Items from a data source
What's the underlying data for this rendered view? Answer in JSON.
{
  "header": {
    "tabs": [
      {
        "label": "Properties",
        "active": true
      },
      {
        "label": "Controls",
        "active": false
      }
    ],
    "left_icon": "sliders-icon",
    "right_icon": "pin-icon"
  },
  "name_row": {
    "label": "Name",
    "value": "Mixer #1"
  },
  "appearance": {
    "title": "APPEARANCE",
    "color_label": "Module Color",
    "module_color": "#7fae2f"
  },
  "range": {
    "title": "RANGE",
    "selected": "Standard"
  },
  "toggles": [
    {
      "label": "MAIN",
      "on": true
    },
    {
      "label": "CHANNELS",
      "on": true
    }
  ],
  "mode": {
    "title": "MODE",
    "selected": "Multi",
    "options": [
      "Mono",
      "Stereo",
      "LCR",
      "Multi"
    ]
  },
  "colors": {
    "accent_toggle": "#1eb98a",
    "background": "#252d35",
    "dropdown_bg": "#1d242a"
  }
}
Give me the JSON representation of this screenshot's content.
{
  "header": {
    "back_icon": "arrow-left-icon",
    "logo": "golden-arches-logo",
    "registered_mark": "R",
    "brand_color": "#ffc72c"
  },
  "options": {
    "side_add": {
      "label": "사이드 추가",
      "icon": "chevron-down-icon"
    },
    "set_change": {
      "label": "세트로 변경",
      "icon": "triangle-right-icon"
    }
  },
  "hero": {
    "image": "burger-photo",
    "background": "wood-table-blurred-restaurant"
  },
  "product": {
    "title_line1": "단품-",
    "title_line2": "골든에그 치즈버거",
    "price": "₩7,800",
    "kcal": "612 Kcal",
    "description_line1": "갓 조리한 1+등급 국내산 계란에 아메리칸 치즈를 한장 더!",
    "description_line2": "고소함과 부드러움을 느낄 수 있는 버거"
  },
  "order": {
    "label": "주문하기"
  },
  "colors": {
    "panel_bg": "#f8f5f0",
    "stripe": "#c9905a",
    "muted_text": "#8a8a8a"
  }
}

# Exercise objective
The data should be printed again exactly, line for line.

# Exercise result
What's the underlying data for this rendered view? Answer in JSON.
{
  "header": {
    "tabs": [
      {
        "label": "Properties",
        "active": true
      },
      {
        "label": "Controls",
        "active": false
      }
    ],
    "left_icon": "sliders-icon",
    "right_icon": "pin-icon"
  },
  "name_row": {
    "label": "Name",
    "value": "Mixer #1"
  },
  "appearance": {
    "title": "APPEARANCE",
    "color_label": "Module Color",
    "module_color": "#7fae2f"
  },
  "range": {
    "title": "RANGE",
    "selected": "Standard"
  },
  "toggles": [
    {
      "label": "MAIN",
      "on": true
    },
    {
      "label": "CHANNELS",
      "on": true
    }
  ],
  "mode": {
    "title": "MODE",
    "selected": "Multi",
    "options": [
      "Mono",
      "Stereo",
      "LCR",
      "Multi"
    ]
  },
  "colors": {
    "accent_toggle": "#1eb98a",
    "background": "#252d35",
    "dropdown_bg": "#1d242a"
  }
}
Give me the JSON representation of this screenshot's content.
{
  "header": {
    "back_icon": "arrow-left-icon",
    "logo": "golden-arches-logo",
    "registered_mark": "R",
    "brand_color": "#ffc72c"
  },
  "options": {
    "side_add": {
      "label": "사이드 추가",
      "icon": "chevron-down-icon"
    },
    "set_change": {
      "label": "세트로 변경",
      "icon": "triangle-right-icon"
    }
  },
  "hero": {
    "image": "burger-photo",
    "background": "wood-table-blurred-restaurant"
  },
  "product": {
    "title_line1": "단품-",
    "title_line2": "골든에그 치즈버거",
    "price": "₩7,800",
    "kcal": "612 Kcal",
    "description_line1": "갓 조리한 1+등급 국내산 계란에 아메리칸 치즈를 한장 더!",
    "description_line2": "고소함과 부드러움을 느낄 수 있는 버거"
  },
  "order": {
    "label": "주문하기"
  },
  "colors": {
    "panel_bg": "#f8f5f0",
    "stripe": "#c9905a",
    "muted_text": "#8a8a8a"
  }
}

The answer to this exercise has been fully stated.